[Provided entries Boundary: Start]

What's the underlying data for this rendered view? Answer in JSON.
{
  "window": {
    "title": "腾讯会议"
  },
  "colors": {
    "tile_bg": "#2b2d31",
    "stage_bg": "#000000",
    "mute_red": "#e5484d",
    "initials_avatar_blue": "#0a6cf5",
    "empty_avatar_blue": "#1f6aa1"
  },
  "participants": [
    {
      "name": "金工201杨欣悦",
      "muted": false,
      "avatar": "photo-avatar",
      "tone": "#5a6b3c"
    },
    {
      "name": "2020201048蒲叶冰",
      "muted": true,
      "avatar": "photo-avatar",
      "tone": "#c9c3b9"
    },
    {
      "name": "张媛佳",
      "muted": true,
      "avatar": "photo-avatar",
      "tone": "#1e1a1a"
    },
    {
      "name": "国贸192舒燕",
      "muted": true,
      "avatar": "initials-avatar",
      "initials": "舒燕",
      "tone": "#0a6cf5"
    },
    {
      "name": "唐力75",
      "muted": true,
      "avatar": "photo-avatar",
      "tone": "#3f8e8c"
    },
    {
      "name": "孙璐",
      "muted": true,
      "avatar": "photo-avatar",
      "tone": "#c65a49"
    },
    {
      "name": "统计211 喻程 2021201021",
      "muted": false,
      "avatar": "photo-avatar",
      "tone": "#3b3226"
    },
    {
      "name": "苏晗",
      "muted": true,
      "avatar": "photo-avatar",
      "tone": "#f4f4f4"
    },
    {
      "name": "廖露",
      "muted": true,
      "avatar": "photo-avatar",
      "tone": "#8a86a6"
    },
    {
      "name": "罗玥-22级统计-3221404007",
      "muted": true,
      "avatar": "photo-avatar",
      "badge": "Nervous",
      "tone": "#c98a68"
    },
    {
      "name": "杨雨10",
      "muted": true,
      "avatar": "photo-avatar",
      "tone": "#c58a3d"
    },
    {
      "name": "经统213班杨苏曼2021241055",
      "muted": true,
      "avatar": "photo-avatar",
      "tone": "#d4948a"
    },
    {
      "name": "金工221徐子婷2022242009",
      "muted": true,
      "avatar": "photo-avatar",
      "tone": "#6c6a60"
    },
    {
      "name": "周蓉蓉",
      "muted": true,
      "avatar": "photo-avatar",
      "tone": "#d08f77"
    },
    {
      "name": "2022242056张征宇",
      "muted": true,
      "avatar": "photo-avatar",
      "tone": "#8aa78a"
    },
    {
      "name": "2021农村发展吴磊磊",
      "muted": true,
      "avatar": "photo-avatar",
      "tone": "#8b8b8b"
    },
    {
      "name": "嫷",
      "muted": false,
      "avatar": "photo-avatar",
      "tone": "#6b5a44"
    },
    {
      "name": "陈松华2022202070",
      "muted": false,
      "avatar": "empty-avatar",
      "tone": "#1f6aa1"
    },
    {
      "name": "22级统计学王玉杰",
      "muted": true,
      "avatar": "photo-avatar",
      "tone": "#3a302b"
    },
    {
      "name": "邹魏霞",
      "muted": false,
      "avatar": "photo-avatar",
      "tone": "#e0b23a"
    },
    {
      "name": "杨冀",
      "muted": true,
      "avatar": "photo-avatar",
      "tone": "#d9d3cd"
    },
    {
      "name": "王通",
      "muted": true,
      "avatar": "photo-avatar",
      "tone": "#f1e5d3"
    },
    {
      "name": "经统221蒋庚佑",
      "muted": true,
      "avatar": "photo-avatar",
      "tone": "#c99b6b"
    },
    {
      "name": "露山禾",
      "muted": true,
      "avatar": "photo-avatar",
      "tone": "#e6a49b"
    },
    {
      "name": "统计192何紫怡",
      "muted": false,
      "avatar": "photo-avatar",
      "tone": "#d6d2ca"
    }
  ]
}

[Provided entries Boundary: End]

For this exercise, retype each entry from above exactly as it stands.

Task response:
What's the underlying data for this rendered view? Answer in JSON.
{
  "window": {
    "title": "腾讯会议"
  },
  "colors": {
    "tile_bg": "#2b2d31",
    "stage_bg": "#000000",
    "mute_red": "#e5484d",
    "initials_avatar_blue": "#0a6cf5",
    "empty_avatar_blue": "#1f6aa1"
  },
  "participants": [
    {
      "name": "金工201杨欣悦",
      "muted": false,
      "avatar": "photo-avatar",
      "tone": "#5a6b3c"
    },
    {
      "name": "2020201048蒲叶冰",
      "muted": true,
      "avatar": "photo-avatar",
      "tone": "#c9c3b9"
    },
    {
      "name": "张媛佳",
      "muted": true,
      "avatar": "photo-avatar",
      "tone": "#1e1a1a"
    },
    {
      "name": "国贸192舒燕",
      "muted": true,
      "avatar": "initials-avatar",
      "initials": "舒燕",
      "tone": "#0a6cf5"
    },
    {
      "name": "唐力75",
      "muted": true,
      "avatar": "photo-avatar",
      "tone": "#3f8e8c"
    },
    {
      "name": "孙璐",
      "muted": true,
      "avatar": "photo-avatar",
      "tone": "#c65a49"
    },
    {
      "name": "统计211 喻程 2021201021",
      "muted": false,
      "avatar": "photo-avatar",
      "tone": "#3b3226"
    },
    {
      "name": "苏晗",
      "muted": true,
      "avatar": "photo-avatar",
      "tone": "#f4f4f4"
    },
    {
      "name": "廖露",
      "muted": true,
      "avatar": "photo-avatar",
      "tone": "#8a86a6"
    },
    {
      "name": "罗玥-22级统计-3221404007",
      "muted": true,
      "avatar": "photo-avatar",
      "badge": "Nervous",
      "tone": "#c98a68"
    },
    {
      "name": "杨雨10",
      "muted": true,
      "avatar": "photo-avatar",
      "tone": "#c58a3d"
    },
    {
      "name": "经统213班杨苏曼2021241055",
      "muted": true,
      "avatar": "photo-avatar",
      "tone": "#d4948a"
    },
    {
      "name": "金工221徐子婷2022242009",
      "muted": true,
      "avatar": "photo-avatar",
      "tone": "#6c6a60"
    },
    {
      "name": "周蓉蓉",
      "muted": true,
      "avatar": "photo-avatar",
      "tone": "#d08f77"
    },
    {
      "name": "2022242056张征宇",
      "muted": true,
      "avatar": "photo-avatar",
      "tone": "#8aa78a"
    },
    {
      "name": "2021农村发展吴磊磊",
      "muted": true,
      "avatar": "photo-avatar",
      "tone": "#8b8b8b"
    },
    {
      "name": "嫷",
      "muted": false,
      "avatar": "photo-avatar",
      "tone": "#6b5a44"
    },
    {
      "name": "陈松华2022202070",
      "muted": false,
      "avatar": "empty-avatar",
      "tone": "#1f6aa1"
    },
    {
      "name": "22级统计学王玉杰",
      "muted": true,
      "avatar": "photo-avatar",
      "tone": "#3a302b"
    },
    {
      "name": "邹魏霞",
      "muted": false,
      "avatar": "photo-avatar",
      "tone": "#e0b23a"
    },
    {
      "name": "杨冀",
      "muted": true,
      "avatar": "photo-avatar",
      "tone": "#d9d3cd"
    },
    {
      "name": "王通",
      "muted": true,
      "avatar": "photo-avatar",
      "tone": "#f1e5d3"
    },
    {
      "name": "经统221蒋庚佑",
      "muted": true,
      "avatar": "photo-avatar",
      "tone": "#c99b6b"
    },
    {
      "name": "露山禾",
      "muted": true,
      "avatar": "photo-avatar",
      "tone": "#e6a49b"
    },
    {
      "name": "统计192何紫怡",
      "muted": false,
      "avatar": "photo-avatar",
      "tone": "#d6d2ca"
    }
  ]
}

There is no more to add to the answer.